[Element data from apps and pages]
══════════════════════════════

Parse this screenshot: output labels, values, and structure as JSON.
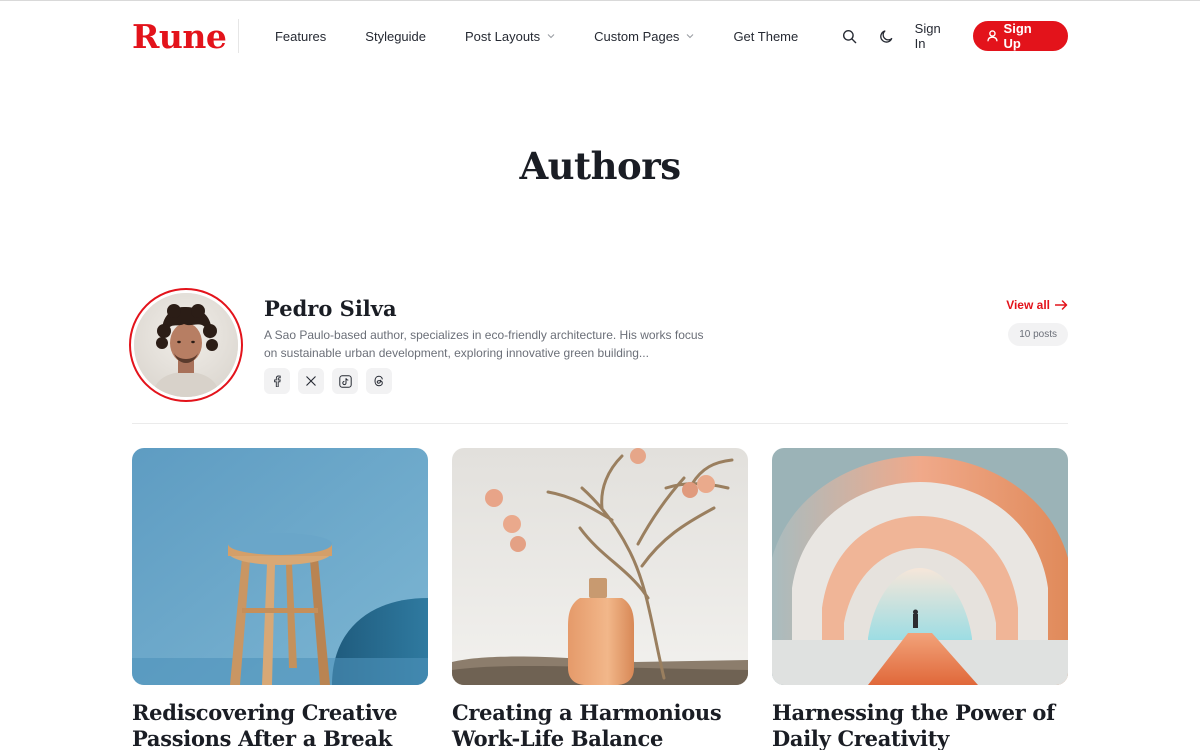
{
  "header": {
    "logo": "Rune",
    "nav": [
      {
        "label": "Features",
        "dropdown": false
      },
      {
        "label": "Styleguide",
        "dropdown": false
      },
      {
        "label": "Post Layouts",
        "dropdown": true
      },
      {
        "label": "Custom Pages",
        "dropdown": true
      },
      {
        "label": "Get Theme",
        "dropdown": false
      }
    ],
    "signin_label": "Sign In",
    "signup_label": "Sign Up",
    "icons": [
      "search-icon",
      "moon-icon",
      "user-icon"
    ]
  },
  "page": {
    "title": "Authors"
  },
  "author": {
    "name": "Pedro Silva",
    "bio": "A Sao Paulo-based author, specializes in eco-friendly architecture. His works focus on sustainable urban development, exploring innovative green building...",
    "socials": [
      "facebook-icon",
      "x-icon",
      "tiktok-icon",
      "threads-icon"
    ],
    "view_all_label": "View all",
    "posts_count": "10 posts"
  },
  "posts": [
    {
      "title": "Rediscovering Creative Passions After a Break",
      "image": "wooden-stool-on-blue"
    },
    {
      "title": "Creating a Harmonious Work-Life Balance",
      "image": "vase-with-blossom-branch"
    },
    {
      "title": "Harnessing the Power of Daily Creativity",
      "image": "orange-arched-corridor"
    }
  ],
  "colors": {
    "accent": "#e3131b",
    "text": "#1a1d24",
    "muted": "#6b6f78"
  }
}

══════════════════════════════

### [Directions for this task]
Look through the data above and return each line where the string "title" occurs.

### [Final answer]
    "title": "Authors"
      "title": "Rediscovering Creative Passions After a Break",
      "title": "Creating a Harmonious Work-Life Balance",
      "title": "Harnessing the Power of Daily Creativity",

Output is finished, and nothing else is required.